What are metastatic brain tumours?
Brain metastases are the most common forms of brain cancer, at a rate ten times higher than that of intrinsic primitive brain tumours. About 10% of patients diagnosed with systemic cancer develop brain metastases at the central nervous system . Lung cancer metastases are the most frequent, even with the growing frequency of breast cancer, however melanoma presents the greatest brain metastases frequency. 80% of metastasis is localized to the brain hemispheres, 15% to the cerebellar level, and 5% bone level.
What are the causes of brain metastases?
Brain metastases originate from the tumour cells born in other parts of the body, which have spread to multiple parts of the brain.
What are the symptoms of brain metastases?
The symptoms of brain metastases are similar to that of any cancer of the nervous system and consist of epileptic seizures, headache and neurological deficit.
Using a CT scan to examine the base head, and a basic brain MRI with contrast (gadolinium). Often patients with a suspected diagnosis of metastasis undergo a full body CT scan, with a contrast medium or using a body PET with an FDG purpose of staging systemic tumours.
The treatment of metastases depends on the number of metastases in the brain and control of the primary tumour at the systemic level.
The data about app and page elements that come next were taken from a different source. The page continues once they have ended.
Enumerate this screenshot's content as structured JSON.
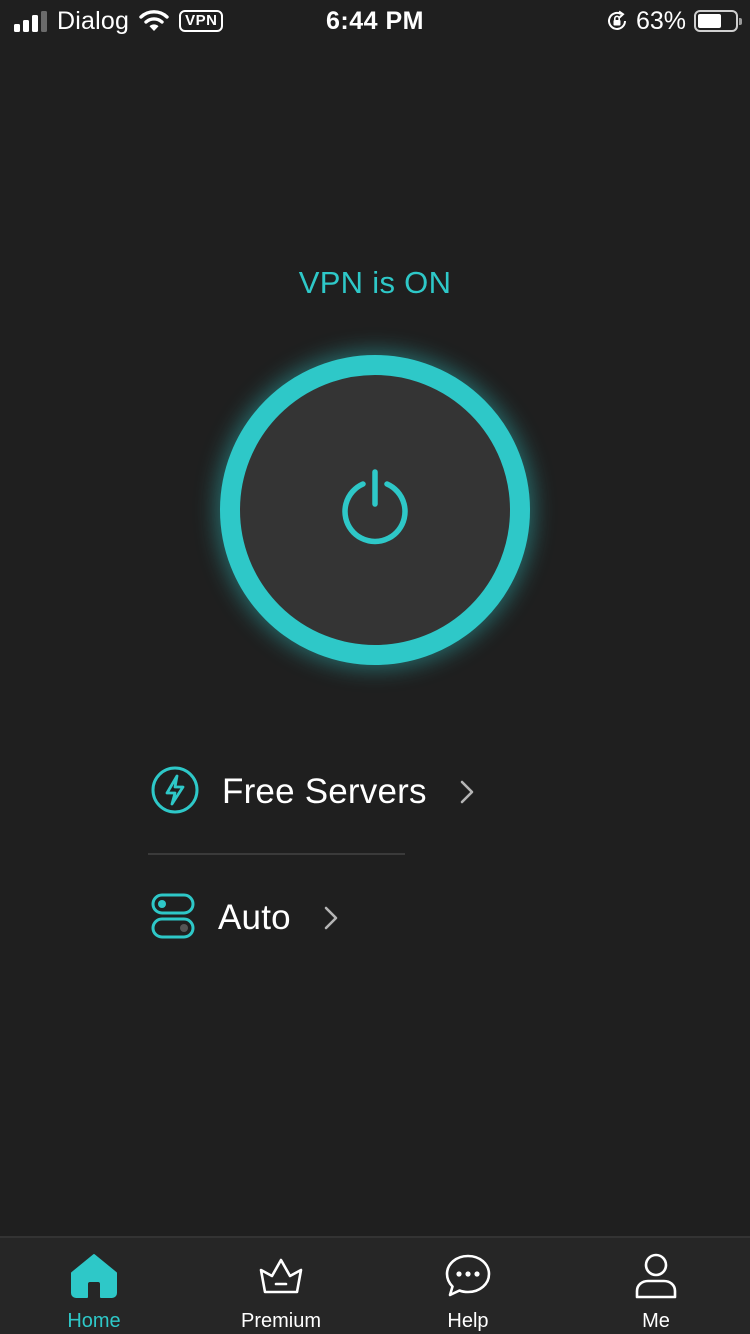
{
  "status_bar": {
    "carrier": "Dialog",
    "vpn_badge": "VPN",
    "time": "6:44 PM",
    "battery_percent": "63%",
    "battery_level": 0.63,
    "signal_bars_filled": 3,
    "signal_bars_total": 4
  },
  "main": {
    "vpn_status": "VPN is ON",
    "power_icon": "power-icon",
    "servers": {
      "label": "Free Servers",
      "icon": "lightning-icon"
    },
    "location": {
      "label": "Auto",
      "icon": "server-toggle-icon"
    }
  },
  "tab_bar": {
    "tabs": [
      {
        "label": "Home",
        "icon": "home-icon",
        "active": true
      },
      {
        "label": "Premium",
        "icon": "crown-icon",
        "active": false
      },
      {
        "label": "Help",
        "icon": "chat-bubble-icon",
        "active": false
      },
      {
        "label": "Me",
        "icon": "person-icon",
        "active": false
      }
    ]
  },
  "colors": {
    "accent": "#2ec8c8",
    "background": "#1f1f1f",
    "button_face": "#343434",
    "tab_bar": "#262626"
  }
}
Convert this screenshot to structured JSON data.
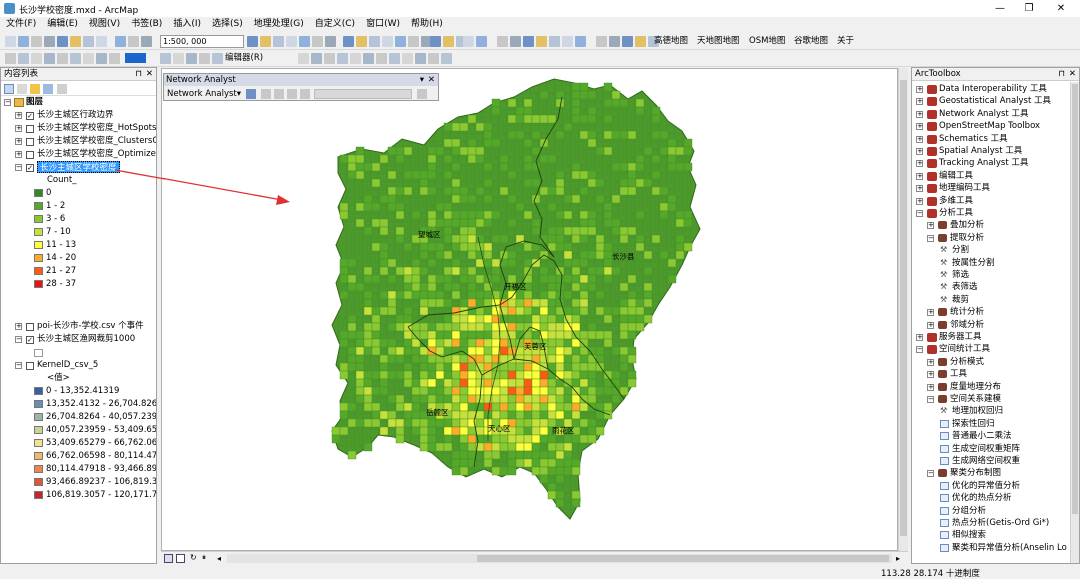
{
  "window": {
    "title": "长沙学校密度.mxd - ArcMap",
    "controls": [
      "—",
      "❐",
      "✕"
    ]
  },
  "menu": [
    "文件(F)",
    "编辑(E)",
    "视图(V)",
    "书签(B)",
    "插入(I)",
    "选择(S)",
    "地理处理(G)",
    "自定义(C)",
    "窗口(W)",
    "帮助(H)"
  ],
  "toolbar": {
    "scale": "1:500, 000",
    "basemaps": [
      "高德地图",
      "天地图地图",
      "OSM地图",
      "谷歌地图",
      "关于"
    ],
    "editor": "编辑器(R)"
  },
  "toc": {
    "title": "内容列表",
    "root": "图层",
    "layers": [
      "长沙主城区行政边界",
      "长沙主城区学校密度_HotSpots",
      "长沙主城区学校密度_ClustersO",
      "长沙主城区学校密度_Optimized",
      "长沙主城区学校密度"
    ],
    "count_field": "Count_",
    "count_classes": [
      {
        "label": "0",
        "color": "#2e8b22"
      },
      {
        "label": "1 - 2",
        "color": "#55a82a"
      },
      {
        "label": "3 - 6",
        "color": "#8cc832"
      },
      {
        "label": "7 - 10",
        "color": "#c8e03c"
      },
      {
        "label": "11 - 13",
        "color": "#ffff3c"
      },
      {
        "label": "14 - 20",
        "color": "#ffaa28"
      },
      {
        "label": "21 - 27",
        "color": "#ff5a14"
      },
      {
        "label": "28 - 37",
        "color": "#e61414"
      }
    ],
    "poi_layer": "poi-长沙市-学校.csv 个事件",
    "fishnet_layer": "长沙主城区渔网裁剪1000",
    "kernel_layer": "KernelD_csv_5",
    "kernel_value": "<值>",
    "kernel_classes": [
      {
        "label": "0 - 13,352.41319",
        "color": "#3a5fa0"
      },
      {
        "label": "13,352.4132 - 26,704.82639",
        "color": "#6b8fb3"
      },
      {
        "label": "26,704.8264 - 40,057.23958",
        "color": "#9cb5a6"
      },
      {
        "label": "40,057.23959 - 53,409.6527",
        "color": "#c8d59a"
      },
      {
        "label": "53,409.65279 - 66,762.0659",
        "color": "#f0e48a"
      },
      {
        "label": "66,762.06598 - 80,114.4791",
        "color": "#f3b66d"
      },
      {
        "label": "80,114.47918 - 93,466.8923",
        "color": "#e8874f"
      },
      {
        "label": "93,466.89237 - 106,819.305",
        "color": "#d9573a"
      },
      {
        "label": "106,819.3057 - 120,171.718",
        "color": "#c4262a"
      }
    ]
  },
  "network_analyst": {
    "title": "Network Analyst",
    "menu": "Network Analyst"
  },
  "map_labels": [
    "望城区",
    "长沙县",
    "开福区",
    "芙蓉区",
    "岳麓区",
    "天心区",
    "雨花区"
  ],
  "toolbox": {
    "title": "ArcToolbox",
    "items": [
      {
        "label": "Data Interoperability 工具",
        "indent": 0,
        "exp": "+",
        "icon": "tb"
      },
      {
        "label": "Geostatistical Analyst 工具",
        "indent": 0,
        "exp": "+",
        "icon": "tb"
      },
      {
        "label": "Network Analyst 工具",
        "indent": 0,
        "exp": "+",
        "icon": "tb"
      },
      {
        "label": "OpenStreetMap Toolbox",
        "indent": 0,
        "exp": "+",
        "icon": "tb"
      },
      {
        "label": "Schematics 工具",
        "indent": 0,
        "exp": "+",
        "icon": "tb"
      },
      {
        "label": "Spatial Analyst 工具",
        "indent": 0,
        "exp": "+",
        "icon": "tb"
      },
      {
        "label": "Tracking Analyst 工具",
        "indent": 0,
        "exp": "+",
        "icon": "tb"
      },
      {
        "label": "编辑工具",
        "indent": 0,
        "exp": "+",
        "icon": "tb"
      },
      {
        "label": "地理编码工具",
        "indent": 0,
        "exp": "+",
        "icon": "tb"
      },
      {
        "label": "多维工具",
        "indent": 0,
        "exp": "+",
        "icon": "tb"
      },
      {
        "label": "分析工具",
        "indent": 0,
        "exp": "-",
        "icon": "tb"
      },
      {
        "label": "叠加分析",
        "indent": 1,
        "exp": "+",
        "icon": "ts"
      },
      {
        "label": "提取分析",
        "indent": 1,
        "exp": "-",
        "icon": "ts"
      },
      {
        "label": "分割",
        "indent": 2,
        "exp": "",
        "icon": "tool"
      },
      {
        "label": "按属性分割",
        "indent": 2,
        "exp": "",
        "icon": "tool"
      },
      {
        "label": "筛选",
        "indent": 2,
        "exp": "",
        "icon": "tool"
      },
      {
        "label": "表筛选",
        "indent": 2,
        "exp": "",
        "icon": "tool"
      },
      {
        "label": "裁剪",
        "indent": 2,
        "exp": "",
        "icon": "tool"
      },
      {
        "label": "统计分析",
        "indent": 1,
        "exp": "+",
        "icon": "ts"
      },
      {
        "label": "邻域分析",
        "indent": 1,
        "exp": "+",
        "icon": "ts"
      },
      {
        "label": "服务器工具",
        "indent": 0,
        "exp": "+",
        "icon": "tb"
      },
      {
        "label": "空间统计工具",
        "indent": 0,
        "exp": "-",
        "icon": "tb"
      },
      {
        "label": "分析模式",
        "indent": 1,
        "exp": "+",
        "icon": "ts"
      },
      {
        "label": "工具",
        "indent": 1,
        "exp": "+",
        "icon": "ts"
      },
      {
        "label": "度量地理分布",
        "indent": 1,
        "exp": "+",
        "icon": "ts"
      },
      {
        "label": "空间关系建模",
        "indent": 1,
        "exp": "-",
        "icon": "ts"
      },
      {
        "label": "地理加权回归",
        "indent": 2,
        "exp": "",
        "icon": "tool"
      },
      {
        "label": "探索性回归",
        "indent": 2,
        "exp": "",
        "icon": "script"
      },
      {
        "label": "普通最小二乘法",
        "indent": 2,
        "exp": "",
        "icon": "script"
      },
      {
        "label": "生成空间权重矩阵",
        "indent": 2,
        "exp": "",
        "icon": "script"
      },
      {
        "label": "生成网络空间权重",
        "indent": 2,
        "exp": "",
        "icon": "script"
      },
      {
        "label": "聚类分布制图",
        "indent": 1,
        "exp": "-",
        "icon": "ts"
      },
      {
        "label": "优化的异常值分析",
        "indent": 2,
        "exp": "",
        "icon": "script"
      },
      {
        "label": "优化的热点分析",
        "indent": 2,
        "exp": "",
        "icon": "script"
      },
      {
        "label": "分组分析",
        "indent": 2,
        "exp": "",
        "icon": "script"
      },
      {
        "label": "热点分析(Getis-Ord Gi*)",
        "indent": 2,
        "exp": "",
        "icon": "script"
      },
      {
        "label": "相似搜索",
        "indent": 2,
        "exp": "",
        "icon": "script"
      },
      {
        "label": "聚类和异常值分析(Anselin Lo",
        "indent": 2,
        "exp": "",
        "icon": "script"
      }
    ]
  },
  "status": {
    "coords": "113.28  28.174 十进制度"
  }
}
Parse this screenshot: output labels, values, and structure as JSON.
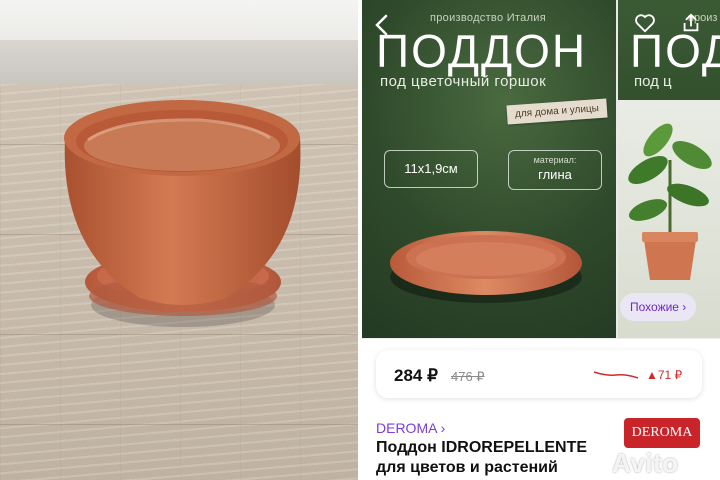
{
  "listing": {
    "origin": "производство Италия",
    "title": "ПОДДОН",
    "subtitle": "под цветочный горшок",
    "tag": "для дома и улицы",
    "size": "11х1,9см",
    "material_label": "материал:",
    "material_value": "глина",
    "side_title": "ПОД",
    "side_subtitle": "под ц",
    "side_origin": "произ",
    "similar_button": "Похожие ›",
    "price": "284 ₽",
    "old_price": "476 ₽",
    "price_delta": "▲71 ₽",
    "brand": "DEROMA ›",
    "product_title": "Поддон IDROREPELLENTE для цветов и растений",
    "brand_logo": "DEROMA",
    "watermark": "Avito"
  },
  "colors": {
    "terracotta": "#c96a45",
    "accent_purple": "#7b3ddc",
    "price_up_red": "#d02b2b",
    "banner_green": "#2f4a2b"
  },
  "icons": {
    "back": "chevron-left-icon",
    "favorite": "heart-icon",
    "share": "share-icon",
    "trend": "price-trend-icon"
  }
}
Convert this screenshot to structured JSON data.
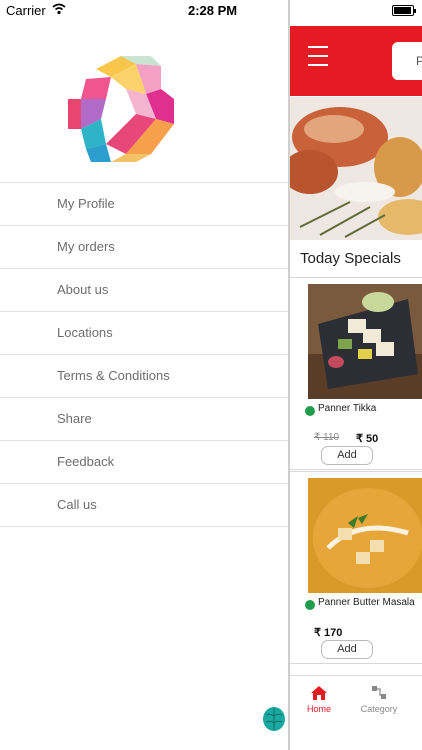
{
  "status_bar": {
    "carrier": "Carrier",
    "time": "2:28 PM"
  },
  "drawer": {
    "menu_items": [
      {
        "label": "My Profile"
      },
      {
        "label": "My orders"
      },
      {
        "label": "About us"
      },
      {
        "label": "Locations"
      },
      {
        "label": "Terms & Conditions"
      },
      {
        "label": "Share"
      },
      {
        "label": "Feedback"
      },
      {
        "label": "Call us"
      }
    ]
  },
  "main": {
    "search_placeholder": "P",
    "section_title": "Today Specials",
    "dishes": [
      {
        "name": "Panner Tikka",
        "mrp": "₹ 110",
        "price": "₹ 50",
        "add_label": "Add"
      },
      {
        "name": "Panner Butter Masala",
        "mrp": "",
        "price": "₹ 170",
        "add_label": "Add"
      }
    ],
    "tabs": [
      {
        "label": "Home",
        "icon": "home-icon",
        "active": true
      },
      {
        "label": "Category",
        "icon": "category-icon",
        "active": false
      }
    ]
  },
  "colors": {
    "accent": "#e41b23",
    "veg": "#1f9d4b"
  }
}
Surgery has the role to obtain a histological diagnosis of the disease and to remove metastases in case of accessible lesion with limited morbidity. In other cases it is performed using a needle biopsy (stereotactic) to obtain a histological diagnosis of the disease.
In patients with a controlled systemic tumour, in the case of metastases with only a small size (up to 3 cm), there exist no differences in the effect between radiosurgery and direct surgery on the metastases, when accessible by agreeable post-operative metastases. There is no difference in effect when radiosurgery is performed with an accelerator, or a Ciber knife/Gamma knife.
The surgery has a specific role in the case of large, symptomatic metastases, which are surrounded by a significant accessible edema. After surgery the standard is represented by the radiation of the whole brain, although recent studies have shown that the postponement of the WBRT does not change the overall survival of the patients, it is however associated with a faster rate of local or distant recurrence, but improves the overall cognitive performance of the patient. Post-surgery the performance of the focal radiotherapy improves the local control of the disease, and does not affect the cognitive performance of the patient.
In patients with controlled systemic tumours and various brain metastases (up to 3), the role of surgery in the case of patients with large metastasis that respond positively to the procedure, will notice a major mass effect (in patients with good general health). In all other cases, radiosurgery (radiation therapy) is recommended. In patients with more than three metastases and in non-controlled systemic diseases, radiation treatment on the whole brain is the standard procedure.